Bake at 400° for 12 minutes or until fish is done. Serve immediately, spooning any pan juices over portions. Top with basil leaves.
Casserole Basics: Glass and ceramic (earthenware) dishes work best for casserole cooking because they heat up quickly and evenly. If you substitute a metal baking pan, the casserole usually cooks more slowly, so you may have to increase the oven temperature by 25° to compensate.
Always start with the freshest seafood available and pat it dry. If you use individual steaks or fillets, select pieces that are at least 1 inch thick. If a single fillet from a large fish tapers to a thin end, fold the thin end under to help the fillet cook uniformly.
If the fillet in the casserole is thick, let it sit at room temperature while you prepare the other ingredients for the dish. It will cook more quickly.
Thick fillets or steaks, especially if covered with a sauce or topping, can take from 12 to 15 minutes of baking time per inch. To check for doneness, cut into the fillet at the thickest part to see if it's opaque inside and pulls apart with little resistance.
Casserole recipes calling for fully or partially cooked seafood or fish need only enough time in the oven to get hot, so an instant-read thermometer comes in handy. If the middle of the casserole registers 160°, it's done.
If you're making a casserole with cooked seafood that's added to a sauce, heat the sauce separately, stir in cold, cooked fish, and then assemble the dish. This will speed up the time in the oven and keep the fish from disintegrating.
Don't cook fish until it flakes easily-- by that point, the fish has given up all of its juices, rendering it dry and leaving a lot of water in the dish. If this occurs, spoon the juices back over the fish when serving.

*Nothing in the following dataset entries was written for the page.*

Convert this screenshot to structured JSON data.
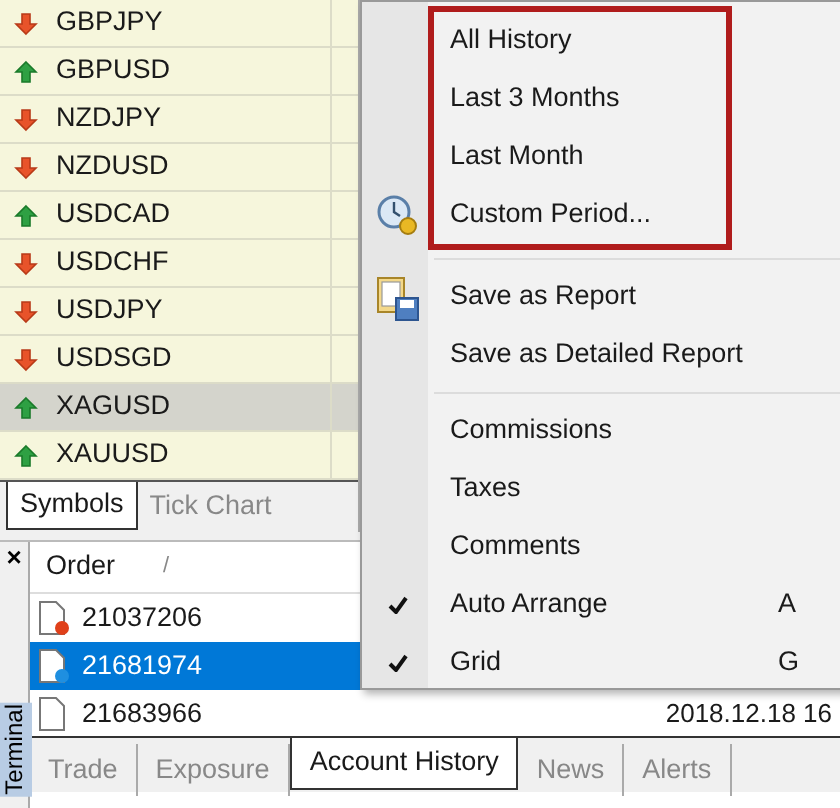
{
  "symbols": {
    "rows": [
      {
        "name": "GBPJPY",
        "kind": "down",
        "selected": false
      },
      {
        "name": "GBPUSD",
        "kind": "up",
        "selected": false
      },
      {
        "name": "NZDJPY",
        "kind": "down",
        "selected": false
      },
      {
        "name": "NZDUSD",
        "kind": "down",
        "selected": false
      },
      {
        "name": "USDCAD",
        "kind": "up",
        "selected": false
      },
      {
        "name": "USDCHF",
        "kind": "down",
        "selected": false
      },
      {
        "name": "USDJPY",
        "kind": "down",
        "selected": false
      },
      {
        "name": "USDSGD",
        "kind": "down",
        "selected": false
      },
      {
        "name": "XAGUSD",
        "kind": "up",
        "selected": true
      },
      {
        "name": "XAUUSD",
        "kind": "up",
        "selected": false
      }
    ],
    "tabs": [
      {
        "label": "Symbols",
        "selected": true
      },
      {
        "label": "Tick Chart",
        "selected": false
      }
    ]
  },
  "terminal": {
    "close": "×",
    "title": "Terminal",
    "columns": [
      "Order",
      "/"
    ],
    "rows": [
      {
        "order": "21037206",
        "kind": "red",
        "selected": false
      },
      {
        "order": "21681974",
        "kind": "blue",
        "selected": true
      },
      {
        "order": "21683966",
        "kind": "plain",
        "selected": false,
        "column_2": "2018.12.18 16"
      }
    ],
    "tabs": [
      {
        "label": "Trade",
        "selected": false
      },
      {
        "label": "Exposure",
        "selected": false
      },
      {
        "label": "Account History",
        "selected": true
      },
      {
        "label": "News",
        "selected": false
      },
      {
        "label": "Alerts",
        "selected": false
      }
    ]
  },
  "context_menu": {
    "items": [
      {
        "kind": "item",
        "label": "All History",
        "highlighted": true
      },
      {
        "kind": "item",
        "label": "Last 3 Months",
        "highlighted": true
      },
      {
        "kind": "item",
        "label": "Last Month",
        "highlighted": true
      },
      {
        "kind": "item",
        "label": "Custom Period...",
        "highlighted": true
      },
      {
        "kind": "separator"
      },
      {
        "kind": "item",
        "label": "Save as Report",
        "highlighted": false
      },
      {
        "kind": "item",
        "label": "Save as Detailed Report",
        "highlighted": false
      },
      {
        "kind": "separator"
      },
      {
        "kind": "item",
        "label": "Commissions",
        "highlighted": false,
        "checked": false
      },
      {
        "kind": "item",
        "label": "Taxes",
        "highlighted": false,
        "checked": false
      },
      {
        "kind": "item",
        "label": "Comments",
        "highlighted": false,
        "checked": false
      },
      {
        "kind": "item",
        "label": "Auto Arrange",
        "highlighted": false,
        "checked": true,
        "shortcut": "A"
      },
      {
        "kind": "item",
        "label": "Grid",
        "highlighted": false,
        "checked": true,
        "shortcut": "G"
      }
    ]
  }
}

Remember, the casserole will continue cooking once it's pulled from the oven, so it's better to take it out sooner rather than later.